December 25, 2004
Immune System T Cells Age More Rapidly Than B Cells?
One subcategory of immune system cells may be aging more rapidly and causing most of the problem with reduced immunocompetence in the elderly.
T cells are the weakest link in the immune systems of older people, based on a report by Eaton and colleagues in the December 20 issue of The Journal of Experimental Medicine. The authors show that old CD4 "helper" T cells cannot provide the stimulatory signals to B cells that prompt them to make antibodies. Old and young B cells, however, are equally effective if helped by young CD4 T cells. The authors think this may help explain why immunizations are less effective in the elderly.
B cell activation and antibody production are known to be impaired with age in both mice and humans, but it was not clear whether this defect is intrinsic to B cells or is a by-product of declining CD4 T cell helper functions.

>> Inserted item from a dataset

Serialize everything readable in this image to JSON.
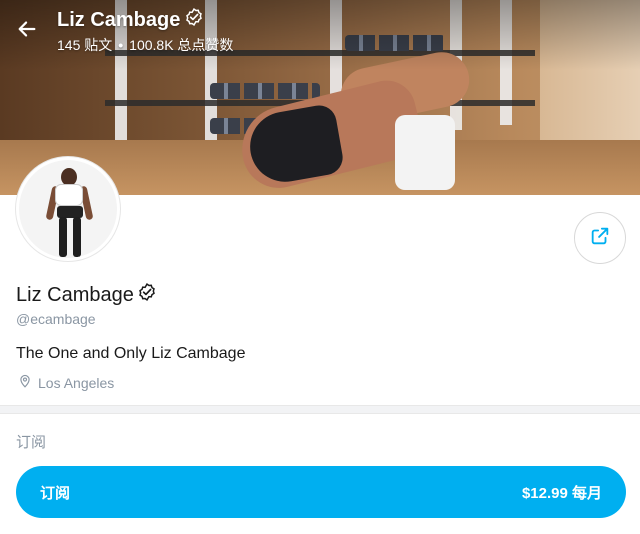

Eaton and colleagues transferred young or old CD4 T cells into mice lacking their own CD4 T cells to determine which cells are responsible for the age-related decline in B cell function. They show that B cell activation and antibody production can be restored in old mice if they are infused with young CD4 T cells prior to immunization. On the flip side, young mice infused with old CD4 T cells developed antibody defects, even though their B cells were young. In other words, old B cells function like young ones if provided with signals from young helper T cells. While the mechanism is not completely clear, the authors show that old T cells can travel to the right location in the spleen of the mice, but have fewer of the surface proteins that send stimulatory signals to B cells.
We need the ability to rejuvenate T cells. We also need the ability to rejuvenate the thymus gland that plays a crucial role in immune response.
See my previous post Harmful Reduction In Immune System Cell Diversity With Age. Also, chronic stress more rapidly ages at least part of the immune system. See my post Chronic Stress Accelerates Aging As Measured By Telomere Length.
Does it seem plausible that you could improve immunity in old age by donating blood when you are young, centrifuging out and freezing the immune cells, and transfusing with them later in life? I'd like to try it in mice.
Someone else just raised the same idea to me in email. Some of my points in response:
1) What percentage of the cells would survive the unthawing?
2) Would one have to do what is normally done with bone marrow stem cell transplants for leukemics with a drug administered while hospitalized to produce the needed cells?
3) Can cells store indefinitely while frozen?
4) How many cells would be needed to provide enough diversity of antibodies?
I am also curious to know what causes the T cells to age in the first place? Primarily telomere shortening? Or accumulation of mutants in mtDNA? Or other?
Hmmm. Bone-marrow autografts as a palliative for aging. What a concept!
Unfortunately, most of us who would need them have failed to make the required deposits into the marrow banks when we were children. I think we should blame our parents for not anticipating these advances and doing the right thing in the 50's, 60's and 70's.
I hypothesize that it may not be necessary to preserve cells/tissue during an organism's youth to have access to young cells.
I would be surprised if all cells in an organism age equally. I susupect there is a statistical distribution of aging to the cells in organism, with the fraction of imperfect cells asymptotically approaching 100% as time goes on. With this in mind, I propose that it should be possible to take a large enough cell population out of the organism and find those cells in the tissue that are least aged. This of course requires the ability to somehow determine a cells biological age, an ability we currently lack (I think). Once the "youthful" cells are found, it should then be possible to culture them and inject/place them back into the organism.
I actually veiw some variant of this proposal as ultimately necessary for radical regenerative medicine to proceed. Unless you can stop the cells from aging in the first place, which given the 2nd law of thermodynamics seems to me highly unlikely.
Yes, there certainly are cells in the body that are very young overall. When some of those cells can be identified then it is likely manipulations to cause telomere-lengthening would get those cells dividing quite vigorously again.
The problem is that the telomere lengthening can't be done to all cells because some cells have mutations in genes that control cell division (e.g. in p53). So full body telomere lengthening would lead to much higher risk for cancer.
The development of cheap DNA sequencing devices is needed for testing which cell populations can safely have their telomeres lengthened.
The other imaginable alternative approach would first to be to do gene therapy to repair all genes that can mutate in ways that cause cancer or that cause some step on the road to cancer. Then do telomere lengthening.
So basically we either test cells to select cells that have no dangerous mutations or we fix all the dangerous mutations. Either way, then the telomere lengthening would be done.